**Work task**
Every line in the entries that holds the word "foxnews" counts toward the answer, which should be a single number.
****************************************
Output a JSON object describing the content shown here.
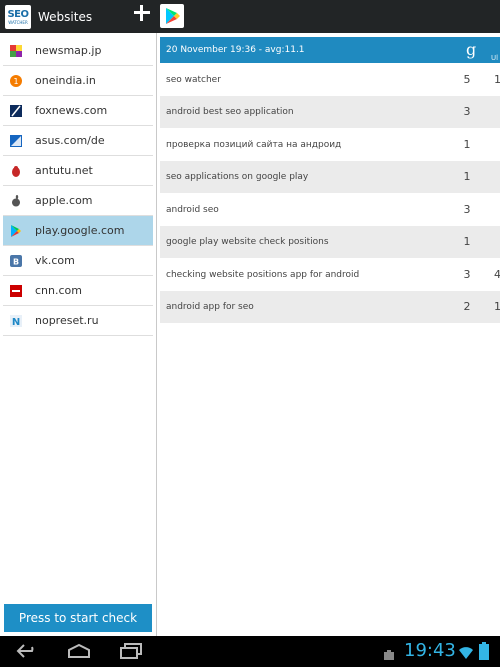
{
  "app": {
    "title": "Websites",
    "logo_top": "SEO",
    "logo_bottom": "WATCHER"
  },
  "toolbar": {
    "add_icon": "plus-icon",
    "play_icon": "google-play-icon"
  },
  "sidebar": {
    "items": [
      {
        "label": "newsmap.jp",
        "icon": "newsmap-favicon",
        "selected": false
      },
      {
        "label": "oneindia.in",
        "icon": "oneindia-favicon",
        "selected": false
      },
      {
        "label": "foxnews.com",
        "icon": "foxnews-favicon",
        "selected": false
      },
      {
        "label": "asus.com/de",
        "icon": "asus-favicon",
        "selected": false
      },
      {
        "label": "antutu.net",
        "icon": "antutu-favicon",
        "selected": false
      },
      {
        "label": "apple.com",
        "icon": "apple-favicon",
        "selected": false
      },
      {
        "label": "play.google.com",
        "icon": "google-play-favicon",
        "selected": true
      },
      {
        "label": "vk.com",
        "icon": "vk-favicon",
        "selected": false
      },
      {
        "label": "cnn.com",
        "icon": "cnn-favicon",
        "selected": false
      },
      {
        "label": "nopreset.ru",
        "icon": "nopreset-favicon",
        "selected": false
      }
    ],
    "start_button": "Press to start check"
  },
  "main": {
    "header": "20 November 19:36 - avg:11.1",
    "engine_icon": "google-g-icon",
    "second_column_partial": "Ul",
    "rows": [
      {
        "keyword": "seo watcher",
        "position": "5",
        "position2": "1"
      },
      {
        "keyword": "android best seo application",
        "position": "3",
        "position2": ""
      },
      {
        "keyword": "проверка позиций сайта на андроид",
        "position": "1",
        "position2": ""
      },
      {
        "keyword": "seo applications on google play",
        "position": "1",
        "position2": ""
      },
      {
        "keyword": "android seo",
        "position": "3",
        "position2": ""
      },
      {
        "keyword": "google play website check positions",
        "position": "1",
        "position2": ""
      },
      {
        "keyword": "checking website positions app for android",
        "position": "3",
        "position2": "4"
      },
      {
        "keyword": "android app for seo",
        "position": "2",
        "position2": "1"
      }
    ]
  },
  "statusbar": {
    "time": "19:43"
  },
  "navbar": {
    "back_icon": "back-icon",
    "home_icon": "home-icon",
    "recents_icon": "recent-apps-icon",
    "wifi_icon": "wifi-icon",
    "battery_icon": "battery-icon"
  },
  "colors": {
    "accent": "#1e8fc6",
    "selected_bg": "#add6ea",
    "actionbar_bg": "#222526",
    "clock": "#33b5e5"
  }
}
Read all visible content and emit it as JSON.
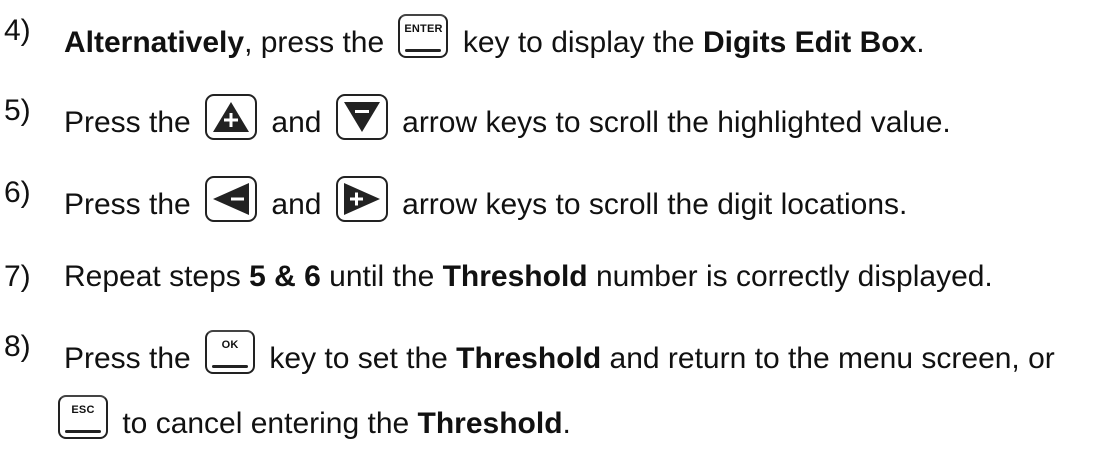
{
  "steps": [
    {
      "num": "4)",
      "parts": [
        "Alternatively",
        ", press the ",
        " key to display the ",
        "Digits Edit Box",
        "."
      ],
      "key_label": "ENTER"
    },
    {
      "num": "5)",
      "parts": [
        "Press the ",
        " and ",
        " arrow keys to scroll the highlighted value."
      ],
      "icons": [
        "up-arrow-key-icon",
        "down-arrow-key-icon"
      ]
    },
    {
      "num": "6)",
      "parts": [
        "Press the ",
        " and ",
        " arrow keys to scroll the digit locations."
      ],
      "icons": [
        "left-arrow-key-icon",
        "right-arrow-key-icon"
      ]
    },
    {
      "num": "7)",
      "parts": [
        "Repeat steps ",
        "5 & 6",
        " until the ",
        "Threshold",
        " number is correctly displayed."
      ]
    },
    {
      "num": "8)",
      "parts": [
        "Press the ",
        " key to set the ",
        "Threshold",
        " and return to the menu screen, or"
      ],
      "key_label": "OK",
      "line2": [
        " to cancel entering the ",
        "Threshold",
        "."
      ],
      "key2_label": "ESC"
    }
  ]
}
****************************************
**Solution below**
2